### Task details
Wherever the word "handle" appears in the entries, copy the whole line.

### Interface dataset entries
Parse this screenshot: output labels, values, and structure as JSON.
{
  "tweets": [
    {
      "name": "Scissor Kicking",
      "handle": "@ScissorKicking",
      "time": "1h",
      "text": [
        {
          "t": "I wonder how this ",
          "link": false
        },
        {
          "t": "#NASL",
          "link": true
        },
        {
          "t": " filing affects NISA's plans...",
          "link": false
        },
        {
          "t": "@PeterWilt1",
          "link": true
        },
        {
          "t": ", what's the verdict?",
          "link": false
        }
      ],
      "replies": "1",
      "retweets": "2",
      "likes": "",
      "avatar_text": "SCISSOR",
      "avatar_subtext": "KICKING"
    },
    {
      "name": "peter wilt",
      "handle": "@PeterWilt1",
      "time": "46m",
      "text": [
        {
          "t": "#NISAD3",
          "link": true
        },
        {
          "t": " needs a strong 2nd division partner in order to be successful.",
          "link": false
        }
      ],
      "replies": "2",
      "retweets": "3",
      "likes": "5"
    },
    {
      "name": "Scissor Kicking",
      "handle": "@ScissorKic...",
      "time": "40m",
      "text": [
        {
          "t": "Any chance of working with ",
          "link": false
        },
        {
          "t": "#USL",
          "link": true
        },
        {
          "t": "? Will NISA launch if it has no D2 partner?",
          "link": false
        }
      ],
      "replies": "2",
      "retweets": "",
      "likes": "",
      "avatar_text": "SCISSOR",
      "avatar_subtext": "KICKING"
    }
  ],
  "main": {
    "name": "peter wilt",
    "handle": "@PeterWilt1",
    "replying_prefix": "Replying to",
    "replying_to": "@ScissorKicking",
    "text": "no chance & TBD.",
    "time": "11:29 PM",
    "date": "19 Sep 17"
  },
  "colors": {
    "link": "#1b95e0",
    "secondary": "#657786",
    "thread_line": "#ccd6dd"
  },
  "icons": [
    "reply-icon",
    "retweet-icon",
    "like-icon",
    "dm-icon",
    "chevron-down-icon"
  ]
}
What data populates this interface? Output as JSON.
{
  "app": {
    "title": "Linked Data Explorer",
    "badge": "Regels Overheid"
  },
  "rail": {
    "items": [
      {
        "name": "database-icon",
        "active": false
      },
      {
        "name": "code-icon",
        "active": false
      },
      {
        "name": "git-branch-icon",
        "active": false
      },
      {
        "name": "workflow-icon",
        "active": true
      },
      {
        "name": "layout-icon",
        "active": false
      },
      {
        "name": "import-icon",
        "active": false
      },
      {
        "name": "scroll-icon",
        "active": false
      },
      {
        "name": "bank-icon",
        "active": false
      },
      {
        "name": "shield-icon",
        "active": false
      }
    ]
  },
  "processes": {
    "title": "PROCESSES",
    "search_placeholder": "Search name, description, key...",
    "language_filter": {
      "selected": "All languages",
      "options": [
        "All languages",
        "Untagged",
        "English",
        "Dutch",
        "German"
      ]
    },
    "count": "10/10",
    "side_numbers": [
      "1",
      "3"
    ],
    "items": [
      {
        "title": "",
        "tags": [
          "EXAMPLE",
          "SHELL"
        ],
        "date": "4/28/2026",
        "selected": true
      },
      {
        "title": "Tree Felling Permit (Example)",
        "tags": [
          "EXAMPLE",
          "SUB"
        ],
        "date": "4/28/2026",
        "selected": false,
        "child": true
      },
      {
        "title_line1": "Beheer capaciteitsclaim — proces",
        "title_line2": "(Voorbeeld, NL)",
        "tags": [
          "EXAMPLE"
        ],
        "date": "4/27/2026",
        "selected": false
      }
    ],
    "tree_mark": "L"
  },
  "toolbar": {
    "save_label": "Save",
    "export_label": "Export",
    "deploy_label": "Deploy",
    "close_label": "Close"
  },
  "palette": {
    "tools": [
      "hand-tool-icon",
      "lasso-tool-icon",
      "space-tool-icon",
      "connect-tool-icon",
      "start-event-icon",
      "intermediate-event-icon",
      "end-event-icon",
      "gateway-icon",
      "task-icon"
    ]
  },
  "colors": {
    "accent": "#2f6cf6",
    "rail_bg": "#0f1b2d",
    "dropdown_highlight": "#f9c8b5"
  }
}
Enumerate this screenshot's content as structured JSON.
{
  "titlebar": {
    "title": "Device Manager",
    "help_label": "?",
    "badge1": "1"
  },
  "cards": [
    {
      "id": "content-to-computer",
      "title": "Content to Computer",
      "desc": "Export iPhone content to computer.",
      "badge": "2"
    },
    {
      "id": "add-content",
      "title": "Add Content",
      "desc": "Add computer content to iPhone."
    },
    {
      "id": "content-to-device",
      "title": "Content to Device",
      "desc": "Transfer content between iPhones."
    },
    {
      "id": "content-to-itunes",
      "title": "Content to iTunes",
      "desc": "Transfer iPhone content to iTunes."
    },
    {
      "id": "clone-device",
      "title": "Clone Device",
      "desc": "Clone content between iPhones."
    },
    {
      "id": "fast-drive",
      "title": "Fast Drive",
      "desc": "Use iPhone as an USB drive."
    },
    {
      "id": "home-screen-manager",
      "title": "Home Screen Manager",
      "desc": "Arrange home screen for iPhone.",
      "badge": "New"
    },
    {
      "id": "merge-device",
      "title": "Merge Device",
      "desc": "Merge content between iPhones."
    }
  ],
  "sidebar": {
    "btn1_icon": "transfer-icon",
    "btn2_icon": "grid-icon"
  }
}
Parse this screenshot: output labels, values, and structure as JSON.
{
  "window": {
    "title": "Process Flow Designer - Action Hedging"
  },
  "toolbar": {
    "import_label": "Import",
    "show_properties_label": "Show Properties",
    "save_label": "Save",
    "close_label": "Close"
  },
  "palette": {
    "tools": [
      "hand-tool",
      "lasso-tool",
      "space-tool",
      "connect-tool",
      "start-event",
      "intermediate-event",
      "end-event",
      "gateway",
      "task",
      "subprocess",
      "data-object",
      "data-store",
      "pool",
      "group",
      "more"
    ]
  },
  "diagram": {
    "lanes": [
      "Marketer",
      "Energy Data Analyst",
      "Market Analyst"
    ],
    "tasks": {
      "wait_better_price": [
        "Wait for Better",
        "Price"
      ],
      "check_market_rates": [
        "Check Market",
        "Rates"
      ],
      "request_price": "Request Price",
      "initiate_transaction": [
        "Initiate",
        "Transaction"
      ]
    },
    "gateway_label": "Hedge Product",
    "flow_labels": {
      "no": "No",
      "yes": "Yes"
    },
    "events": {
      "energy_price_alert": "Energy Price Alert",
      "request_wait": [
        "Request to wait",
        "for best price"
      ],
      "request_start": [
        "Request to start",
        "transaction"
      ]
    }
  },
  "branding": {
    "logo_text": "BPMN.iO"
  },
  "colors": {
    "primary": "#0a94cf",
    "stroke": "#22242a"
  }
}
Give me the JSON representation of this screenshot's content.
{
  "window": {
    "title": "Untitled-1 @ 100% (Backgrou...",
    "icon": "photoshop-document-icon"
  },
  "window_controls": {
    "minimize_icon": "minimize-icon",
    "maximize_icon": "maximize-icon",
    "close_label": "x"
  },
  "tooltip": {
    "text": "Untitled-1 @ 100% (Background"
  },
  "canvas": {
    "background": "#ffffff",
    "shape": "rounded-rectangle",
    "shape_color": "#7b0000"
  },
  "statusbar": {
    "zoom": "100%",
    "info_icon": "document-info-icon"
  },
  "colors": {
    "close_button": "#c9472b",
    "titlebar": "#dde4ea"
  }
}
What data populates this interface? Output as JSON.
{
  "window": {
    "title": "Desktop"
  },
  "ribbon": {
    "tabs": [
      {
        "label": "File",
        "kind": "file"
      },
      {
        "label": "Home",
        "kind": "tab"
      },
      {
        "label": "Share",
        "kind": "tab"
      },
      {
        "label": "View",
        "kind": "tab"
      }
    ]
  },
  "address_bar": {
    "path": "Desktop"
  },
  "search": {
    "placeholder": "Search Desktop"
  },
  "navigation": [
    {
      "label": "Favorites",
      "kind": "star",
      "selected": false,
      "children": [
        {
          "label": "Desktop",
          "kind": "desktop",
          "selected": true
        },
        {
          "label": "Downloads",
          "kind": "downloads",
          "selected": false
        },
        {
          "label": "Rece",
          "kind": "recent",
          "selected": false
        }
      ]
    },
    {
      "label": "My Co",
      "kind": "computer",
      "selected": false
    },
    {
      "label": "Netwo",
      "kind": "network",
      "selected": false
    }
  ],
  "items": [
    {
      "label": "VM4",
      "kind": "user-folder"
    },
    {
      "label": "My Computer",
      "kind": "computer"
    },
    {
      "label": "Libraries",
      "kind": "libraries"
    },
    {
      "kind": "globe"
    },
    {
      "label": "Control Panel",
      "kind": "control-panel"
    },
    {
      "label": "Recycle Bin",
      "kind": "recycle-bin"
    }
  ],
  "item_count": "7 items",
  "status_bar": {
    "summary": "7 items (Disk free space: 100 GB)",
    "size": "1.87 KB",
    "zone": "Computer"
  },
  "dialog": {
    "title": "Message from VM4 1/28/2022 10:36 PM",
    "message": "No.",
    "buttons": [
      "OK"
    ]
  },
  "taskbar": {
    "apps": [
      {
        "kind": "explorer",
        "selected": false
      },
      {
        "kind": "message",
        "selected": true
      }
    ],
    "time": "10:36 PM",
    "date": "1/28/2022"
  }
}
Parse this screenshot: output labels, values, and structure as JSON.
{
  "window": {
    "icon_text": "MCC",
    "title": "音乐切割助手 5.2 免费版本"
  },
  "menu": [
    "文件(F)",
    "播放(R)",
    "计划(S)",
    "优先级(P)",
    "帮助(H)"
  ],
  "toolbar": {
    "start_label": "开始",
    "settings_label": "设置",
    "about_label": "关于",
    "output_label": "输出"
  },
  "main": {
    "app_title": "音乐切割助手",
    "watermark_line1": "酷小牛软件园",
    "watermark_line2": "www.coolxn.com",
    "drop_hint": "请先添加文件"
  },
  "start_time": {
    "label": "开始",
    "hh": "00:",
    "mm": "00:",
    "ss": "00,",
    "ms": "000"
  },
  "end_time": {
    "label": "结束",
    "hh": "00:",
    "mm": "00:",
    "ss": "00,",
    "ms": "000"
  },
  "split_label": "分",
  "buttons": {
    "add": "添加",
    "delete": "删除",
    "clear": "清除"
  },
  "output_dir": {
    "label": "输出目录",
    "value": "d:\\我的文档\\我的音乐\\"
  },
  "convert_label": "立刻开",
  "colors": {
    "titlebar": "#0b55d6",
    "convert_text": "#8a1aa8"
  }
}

### Answer space
      "handle": "@ScissorKicking",
      "handle": "@PeterWilt1",
      "handle": "@ScissorKic...",
    "handle": "@PeterWilt1",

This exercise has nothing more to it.